Task material Start Marker

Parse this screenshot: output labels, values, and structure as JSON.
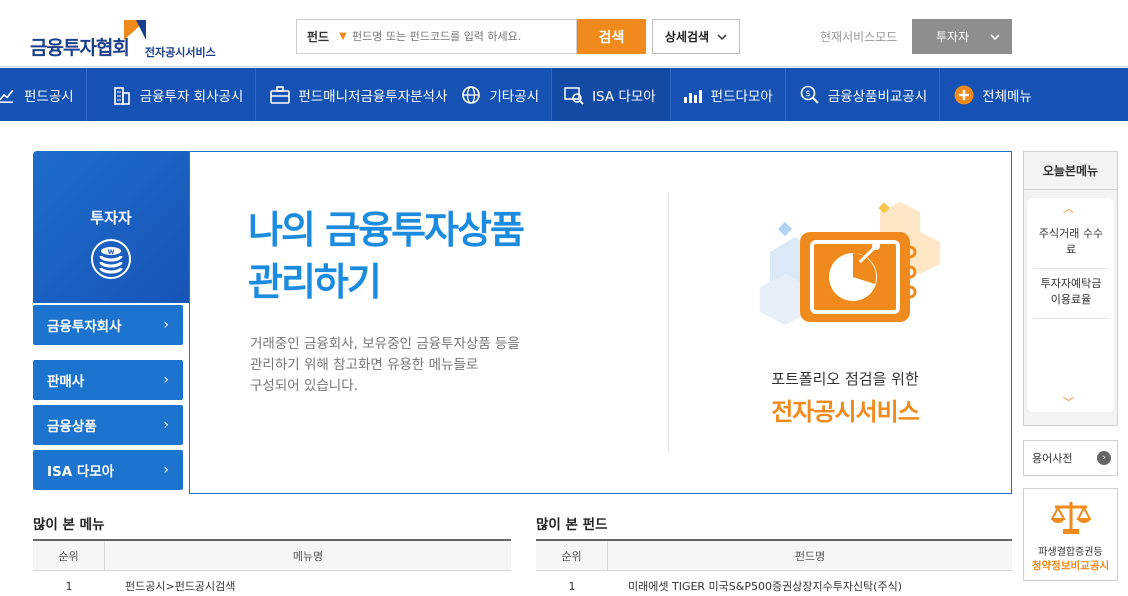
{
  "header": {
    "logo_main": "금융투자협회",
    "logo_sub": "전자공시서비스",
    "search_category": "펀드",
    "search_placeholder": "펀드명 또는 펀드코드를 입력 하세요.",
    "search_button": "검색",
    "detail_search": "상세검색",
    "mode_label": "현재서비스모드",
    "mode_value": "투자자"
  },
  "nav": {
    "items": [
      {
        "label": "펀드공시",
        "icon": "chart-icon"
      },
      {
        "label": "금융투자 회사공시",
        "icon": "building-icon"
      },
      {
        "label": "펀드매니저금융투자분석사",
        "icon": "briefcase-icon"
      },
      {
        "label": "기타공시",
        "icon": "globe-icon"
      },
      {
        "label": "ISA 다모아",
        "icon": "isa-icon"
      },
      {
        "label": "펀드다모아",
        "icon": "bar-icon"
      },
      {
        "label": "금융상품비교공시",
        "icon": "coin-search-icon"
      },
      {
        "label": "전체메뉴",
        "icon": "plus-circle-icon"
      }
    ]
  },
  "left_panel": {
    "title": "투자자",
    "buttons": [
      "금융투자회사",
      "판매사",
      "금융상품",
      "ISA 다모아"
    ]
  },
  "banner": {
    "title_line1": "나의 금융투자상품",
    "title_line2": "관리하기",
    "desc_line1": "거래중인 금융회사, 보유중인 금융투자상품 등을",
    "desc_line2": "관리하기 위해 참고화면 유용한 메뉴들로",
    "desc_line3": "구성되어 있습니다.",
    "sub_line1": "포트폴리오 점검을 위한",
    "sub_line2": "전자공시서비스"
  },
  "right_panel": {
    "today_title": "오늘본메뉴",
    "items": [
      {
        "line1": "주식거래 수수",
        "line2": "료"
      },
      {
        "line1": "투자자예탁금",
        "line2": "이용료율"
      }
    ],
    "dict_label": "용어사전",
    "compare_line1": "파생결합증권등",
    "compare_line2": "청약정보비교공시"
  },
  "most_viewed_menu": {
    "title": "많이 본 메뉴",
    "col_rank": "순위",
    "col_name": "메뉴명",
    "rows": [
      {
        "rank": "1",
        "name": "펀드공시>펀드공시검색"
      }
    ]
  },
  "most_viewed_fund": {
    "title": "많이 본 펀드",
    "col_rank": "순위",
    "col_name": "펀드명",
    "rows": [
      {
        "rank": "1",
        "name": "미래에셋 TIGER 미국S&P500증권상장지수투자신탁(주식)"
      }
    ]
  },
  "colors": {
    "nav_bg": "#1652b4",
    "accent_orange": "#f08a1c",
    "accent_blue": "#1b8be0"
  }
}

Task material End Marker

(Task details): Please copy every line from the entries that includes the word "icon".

(Response to the task):
        "icon": "chart-icon"
        "icon": "building-icon"
        "icon": "briefcase-icon"
        "icon": "globe-icon"
        "icon": "isa-icon"
        "icon": "bar-icon"
        "icon": "coin-search-icon"
        "icon": "plus-circle-icon"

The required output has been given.